Profitable Trades with Shooting Star Candles
Here are several examples of profitable entries using the trading system based on Shooting Star Candlesticks.
Shorting EUR/GBP after the confirmed the bearish reversal:
The four-hourly chart has an obvious uptrend of EUR/GBP started on August 2, 2019, after the pair had found a local bottom. At some point, the bullish momentum was exhausted as the bears had an aggressive defence above 0.9000 resistance. The upper shadow of the highlighted candle is much larger than its body, thus the Shooting Star appeared. The next candle was bearish, which confirmed the short entry, while the stop-loss order was set at the highest levels of the previous red candlestick. Profits were taken manually after EUR/GBP went 50 pips in the right direction.

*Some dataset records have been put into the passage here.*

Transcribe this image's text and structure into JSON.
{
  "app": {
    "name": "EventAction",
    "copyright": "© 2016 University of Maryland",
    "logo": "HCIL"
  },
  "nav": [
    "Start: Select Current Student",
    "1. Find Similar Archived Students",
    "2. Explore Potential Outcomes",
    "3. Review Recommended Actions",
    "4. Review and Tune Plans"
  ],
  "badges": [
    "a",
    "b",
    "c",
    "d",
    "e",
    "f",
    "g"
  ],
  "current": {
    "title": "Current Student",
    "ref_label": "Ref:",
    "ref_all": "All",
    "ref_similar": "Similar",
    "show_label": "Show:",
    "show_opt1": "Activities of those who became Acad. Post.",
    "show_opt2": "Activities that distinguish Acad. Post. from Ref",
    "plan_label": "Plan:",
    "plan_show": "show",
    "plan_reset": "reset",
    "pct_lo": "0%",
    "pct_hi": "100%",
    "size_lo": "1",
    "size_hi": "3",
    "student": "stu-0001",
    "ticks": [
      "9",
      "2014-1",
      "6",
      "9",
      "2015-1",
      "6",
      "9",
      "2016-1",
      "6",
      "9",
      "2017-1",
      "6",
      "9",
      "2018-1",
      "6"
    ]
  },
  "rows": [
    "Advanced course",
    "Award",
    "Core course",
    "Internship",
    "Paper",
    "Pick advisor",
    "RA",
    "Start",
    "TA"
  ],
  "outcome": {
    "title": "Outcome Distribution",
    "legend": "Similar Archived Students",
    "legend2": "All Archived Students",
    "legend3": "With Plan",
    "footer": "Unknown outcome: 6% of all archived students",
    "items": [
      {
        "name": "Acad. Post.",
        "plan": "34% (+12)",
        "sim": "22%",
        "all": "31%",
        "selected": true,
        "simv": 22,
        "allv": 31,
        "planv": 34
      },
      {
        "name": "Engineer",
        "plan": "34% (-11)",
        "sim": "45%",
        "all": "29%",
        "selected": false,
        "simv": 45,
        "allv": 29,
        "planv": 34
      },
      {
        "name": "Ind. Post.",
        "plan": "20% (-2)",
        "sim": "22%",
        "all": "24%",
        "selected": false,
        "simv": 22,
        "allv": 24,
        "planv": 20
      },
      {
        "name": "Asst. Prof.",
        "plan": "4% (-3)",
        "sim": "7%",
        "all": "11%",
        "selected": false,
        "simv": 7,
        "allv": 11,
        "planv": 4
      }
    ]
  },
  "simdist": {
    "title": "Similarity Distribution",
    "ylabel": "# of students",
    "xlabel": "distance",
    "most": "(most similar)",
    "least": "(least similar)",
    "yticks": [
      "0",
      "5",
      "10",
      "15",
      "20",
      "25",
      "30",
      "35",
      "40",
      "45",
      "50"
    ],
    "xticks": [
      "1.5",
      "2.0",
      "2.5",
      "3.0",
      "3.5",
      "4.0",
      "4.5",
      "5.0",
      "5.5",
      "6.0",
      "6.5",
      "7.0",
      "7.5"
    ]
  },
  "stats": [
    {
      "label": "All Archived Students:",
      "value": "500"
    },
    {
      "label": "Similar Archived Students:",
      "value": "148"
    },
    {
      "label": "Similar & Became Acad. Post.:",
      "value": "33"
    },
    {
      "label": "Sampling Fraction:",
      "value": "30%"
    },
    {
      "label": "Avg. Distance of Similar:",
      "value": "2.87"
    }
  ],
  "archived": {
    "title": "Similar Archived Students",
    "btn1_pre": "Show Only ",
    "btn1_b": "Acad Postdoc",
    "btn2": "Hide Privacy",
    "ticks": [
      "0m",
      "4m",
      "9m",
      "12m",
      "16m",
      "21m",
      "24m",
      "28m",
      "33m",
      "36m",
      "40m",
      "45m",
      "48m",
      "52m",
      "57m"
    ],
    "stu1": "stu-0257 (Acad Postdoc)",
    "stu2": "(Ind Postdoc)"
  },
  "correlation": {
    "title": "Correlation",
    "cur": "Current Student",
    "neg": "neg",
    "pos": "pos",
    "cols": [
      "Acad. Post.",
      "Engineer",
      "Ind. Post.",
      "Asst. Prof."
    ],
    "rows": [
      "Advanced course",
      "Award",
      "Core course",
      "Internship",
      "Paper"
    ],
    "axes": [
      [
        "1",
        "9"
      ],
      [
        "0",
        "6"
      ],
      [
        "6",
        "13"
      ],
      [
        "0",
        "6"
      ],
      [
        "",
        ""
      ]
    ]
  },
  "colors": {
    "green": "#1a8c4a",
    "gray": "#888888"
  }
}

Selling EUR/CHF after Shooting Star appeared on the top of the Bollinger Band with the confirmation from Stochastic RSI:
EUR/CHF was in an uptrend on the 4-hourly chart below. The Shooting Star candle signalled a strong resistance level and closed below the upper line of 55-bars Bollinger Bands. The confirmation came in when Stochastic RSI oscillator went off the overbought zone, while its lines crossed each other. Profits were taken when the oscillator had an opposite signal.

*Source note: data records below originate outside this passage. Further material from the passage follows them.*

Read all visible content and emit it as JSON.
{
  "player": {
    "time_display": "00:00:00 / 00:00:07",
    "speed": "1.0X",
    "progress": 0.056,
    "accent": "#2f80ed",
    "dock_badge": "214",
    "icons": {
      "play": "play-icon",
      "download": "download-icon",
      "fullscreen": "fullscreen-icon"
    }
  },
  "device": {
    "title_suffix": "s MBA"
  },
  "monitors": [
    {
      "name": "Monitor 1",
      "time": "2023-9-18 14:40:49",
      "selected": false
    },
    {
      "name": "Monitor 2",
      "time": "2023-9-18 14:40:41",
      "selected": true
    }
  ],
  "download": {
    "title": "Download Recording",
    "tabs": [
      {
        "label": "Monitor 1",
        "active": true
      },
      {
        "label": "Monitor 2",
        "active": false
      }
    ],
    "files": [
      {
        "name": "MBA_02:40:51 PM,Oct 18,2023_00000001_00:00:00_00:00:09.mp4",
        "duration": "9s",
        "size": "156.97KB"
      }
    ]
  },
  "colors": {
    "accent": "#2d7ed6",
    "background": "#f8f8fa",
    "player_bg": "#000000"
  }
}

If you like Shooting Star strategy, you might also be interested in this Forex scalping strategy
Advantages and Disadvantages of Strategy
- Easy-to-understand visual trading signal;
- The candle points to a strong resistance level of the recent uptrend;
- If the following candlestick pattern confirmed the retracement, against-the-trend short positions have a high percentage of profitability.
- False signals are possible;
- A confirmation is required from the following candlestick or additional technical indicators, which reduces potential profit.
The Shooting Star candlestick is one of the multiple examples of efficient application of Japanese Patterns. The appearance of the formation points to a strong resistance level and a possible reversal. However, the efficiency of the system depends on several factors such as the context and the previous price action as the reversal comes after a sustainable uptrend only. At the same time, additional confirmations are required as the single-candle pattern might have false signals. Traders should double-check the market’s sentiment either with the following candlestick or additional technical indicators, the signals of which have to coincide with the change of the uptrend. Since the strategy is based on against-the-trend approach, traders should control stop-loss orders and take profits in time.